Former Apple Computer Chief Financial Officer Fred Anderson resigned from Apples board of directors Oct. 4 amid a growing stock-option backdating scandal. Meanwhile, Apple CEO Steve Jobs apologized to shareholders, and the company acknowledged that he knew of some backdated option grants. Thats all it took to get some bloggers speculating about Jobs replacement if the scandal widens. "The issue of what will happen at Apple is clearly still open," wrote Douglas McIntyre, of the 24/7 Wall St. blog.
In McIntyres blog (247wallst.blogspot.com/2006/10/who-would-replace-steve-jobs.html), he named eight possible replacements, including Tim Cook, Apples chief operating officer; Tony Fadell, senior vice president of Apples iPod division; Jim Allchin, soon-to-be-retiring co-president of Microsofts Platforms & Services division; and Sue Decker, chief financial officer of Yahoo.
Will Vista freeze the PC market?

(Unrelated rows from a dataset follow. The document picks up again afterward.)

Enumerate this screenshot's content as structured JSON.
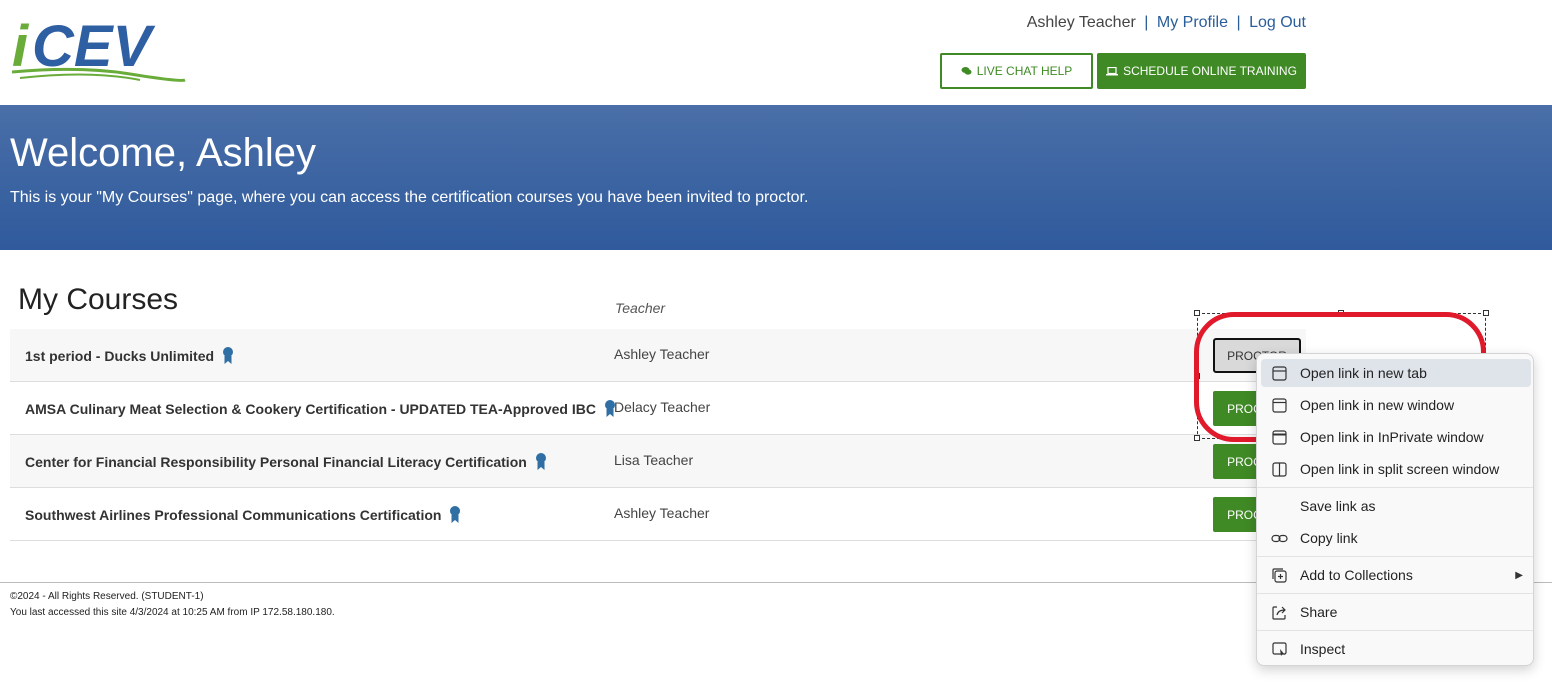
{
  "header": {
    "logo_text": "iCEV",
    "user_name": "Ashley Teacher",
    "separator": "|",
    "my_profile": "My Profile",
    "log_out": "Log Out",
    "live_chat_label": "LIVE CHAT HELP",
    "schedule_label": "SCHEDULE ONLINE TRAINING"
  },
  "banner": {
    "title": "Welcome, Ashley",
    "subtitle": "This is your \"My Courses\" page, where you can access the certification courses you have been invited to proctor."
  },
  "courses": {
    "title": "My Courses",
    "teacher_header": "Teacher",
    "rows": [
      {
        "name": "1st period - Ducks Unlimited",
        "teacher": "Ashley Teacher",
        "button": "PROCTOR"
      },
      {
        "name": "AMSA Culinary Meat Selection & Cookery Certification - UPDATED TEA-Approved IBC",
        "teacher": "Delacy Teacher",
        "button": "PROCTOR"
      },
      {
        "name": "Center for Financial Responsibility Personal Financial Literacy Certification",
        "teacher": "Lisa Teacher",
        "button": "PROCTOR"
      },
      {
        "name": "Southwest Airlines Professional Communications Certification",
        "teacher": "Ashley Teacher",
        "button": "PROCTOR"
      }
    ]
  },
  "footer": {
    "copyright": "©2024 - All Rights Reserved. (STUDENT-1)",
    "last_access": "You last accessed this site 4/3/2024 at 10:25 AM from IP 172.58.180.180."
  },
  "context_menu": {
    "items": [
      {
        "label": "Open link in new tab",
        "icon": "new-tab-icon"
      },
      {
        "label": "Open link in new window",
        "icon": "new-window-icon"
      },
      {
        "label": "Open link in InPrivate window",
        "icon": "inprivate-icon"
      },
      {
        "label": "Open link in split screen window",
        "icon": "split-screen-icon"
      },
      {
        "label": "Save link as",
        "icon": ""
      },
      {
        "label": "Copy link",
        "icon": "link-icon"
      },
      {
        "label": "Add to Collections",
        "icon": "collections-icon"
      },
      {
        "label": "Share",
        "icon": "share-icon"
      },
      {
        "label": "Inspect",
        "icon": "inspect-icon"
      }
    ]
  },
  "colors": {
    "brand_green": "#3f8a25",
    "brand_blue": "#2f5a9c",
    "link_blue": "#2a5e9a",
    "annotation_red": "#e0192b"
  }
}
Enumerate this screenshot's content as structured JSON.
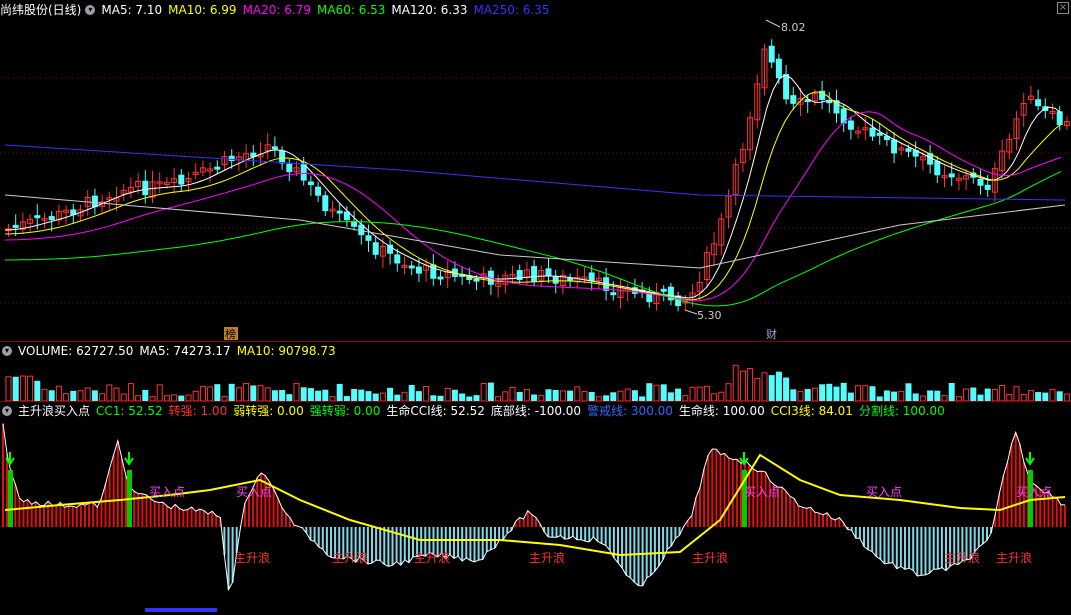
{
  "header": {
    "title": "尚纬股份(日线)",
    "ma": [
      {
        "label": "MA5: 7.10",
        "color": "#ffffff"
      },
      {
        "label": "MA10: 6.99",
        "color": "#ffff00"
      },
      {
        "label": "MA20: 6.79",
        "color": "#ff00ff"
      },
      {
        "label": "MA60: 6.53",
        "color": "#00ff00"
      },
      {
        "label": "MA120: 6.33",
        "color": "#ffffff"
      },
      {
        "label": "MA250: 6.35",
        "color": "#3333ff"
      }
    ],
    "high_label": "8.02",
    "low_label": "5.30",
    "marker_left": "榜",
    "marker_right": "财"
  },
  "volume": {
    "items": [
      {
        "label": "VOLUME: 62727.50",
        "color": "#ffffff"
      },
      {
        "label": "MA5: 74273.17",
        "color": "#ffffff"
      },
      {
        "label": "MA10: 90798.73",
        "color": "#ffff00"
      }
    ]
  },
  "indicator": {
    "title": "主升浪买入点",
    "items": [
      {
        "label": "CC1: 52.52",
        "color": "#00ff00"
      },
      {
        "label": "转强: 1.00",
        "color": "#ff3030"
      },
      {
        "label": "弱转强: 0.00",
        "color": "#ffff00"
      },
      {
        "label": "强转弱: 0.00",
        "color": "#00ff00"
      },
      {
        "label": "生命CCI线: 52.52",
        "color": "#ffffff"
      },
      {
        "label": "底部线: -100.00",
        "color": "#ffffff"
      },
      {
        "label": "警戒线: 300.00",
        "color": "#3366ff"
      },
      {
        "label": "生命线: 100.00",
        "color": "#ffffff"
      },
      {
        "label": "CCI3线: 84.01",
        "color": "#ffff00"
      },
      {
        "label": "分割线: 100.00",
        "color": "#00ff00"
      }
    ],
    "buy_label": "买入点",
    "wave_label": "主升浪",
    "buy_positions": [
      163,
      250,
      758,
      880,
      1030
    ],
    "wave_positions": [
      250,
      348,
      430,
      545,
      708,
      960,
      1012
    ]
  },
  "colors": {
    "up": "#ff3232",
    "down": "#54fcfc",
    "grid": "#8b0000"
  }
}
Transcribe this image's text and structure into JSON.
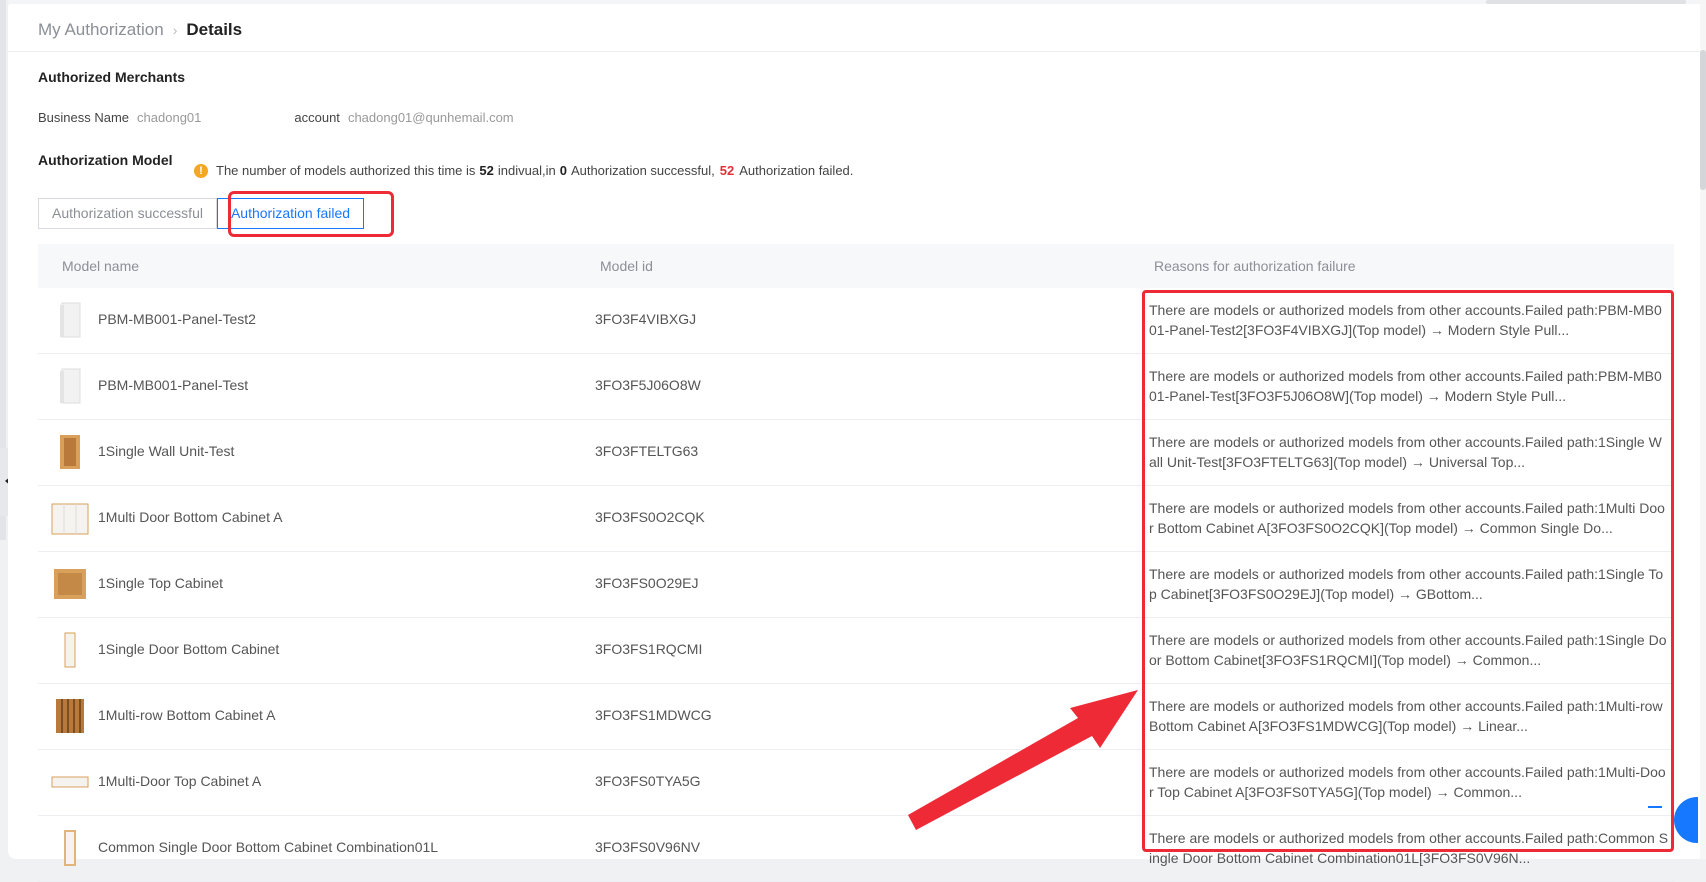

With Windows Vista looking like its going to be out in time for January, Wall Street types are surveying the field to see how the launch of Microsofts latest operating system will affect the PC food chain. In a UBS Investment Research note dated Oct. 3, the vibe was fairly optimistic.
Here are the take-aways from the UBS research team, led by New York-based analyst Heather Bellini:
• Bellini doesnt expect Vista to lead to a huge upgrade cycle for PCs. Although Vistas "business impact will not match that of Windows 95," the new operating system will spur more demand than Windows XP and Office XP.
• Microsoft will offer technology guarantees—or coupons to upgrade to Vista for any PC bought this holiday season—to ensure computer sales dont freeze ahead of the launch. UBS reckons that Asia-based ODMs (original design manufacturers) such as Compal Electronics, Quanta Computer and Wistron will see normal sales trends in October and November, but December will be a wild card. Manufacturers such as Dell, Acer and Hewlett-Packard also could face a slowdown and negotiate deals with Microsoft.
• As PC sales face an uncertain December, Apple is likely to pick up the slack and benefit from strong unit growth.
• Retailers may face a hit on computer sales. Although Vista coupons may cushion the blow, look for Best Buy and Circuit City Stores to rely on consumer electronic sales for the holiday season. Bellini said that retailers will count on high-margin items such as plasma TVs and then benefit when the Vista sales cycle begins in January.
Enterprise hardware demand increases
On the enterprise side of the IT demand equation, the spending climate also appears fairly optimistic. According to a channel survey released Oct. 2 by Daniel Renouard, an analyst with Robert W. Baird, "seasonal demand in server/storage is improving."
The survey, which polled 40 resellers and distributors, revealed that third-quarter enterprise hardware sales were as expected and that the fourth quarter is looking better. Specifically, 88 percent of resellers expect the fourth quarter to show stronger demand. Among resellers, 77 percent said sales should be up anywhere from 5 to 15 percent in 2007, said Renouard in Milwaukee.
Among the highlights:
• HP is gaining. Fifty-five percent of resellers said they believed HP was ahead of its projections. More important, "HP garnered the most votes among resellers intending to sell more of the vendor in 2007," said Renouard. "We note this is in stark contrast to a year ago."
• Hard drive sales are strong. "Distributor contacts confirm our thesis of accelerating demand, stabilizing pricing, and declining inventories in particular for hard drives," said Renouard.
• Pricing is steady. Technology executives arent likely to get great deals. Renouard described pricing as "benign" for vendors. Resellers said they werent concerned about prices across storage, servers and PCs.
• Government demand is slowing. Apparently, the feds are easing off IT spending a bit, as the government allocates money elsewhere.
—Compiled by Larry Dignan
By the Numbers
Portion of total online advertising spending attributed to search in the first half of 2006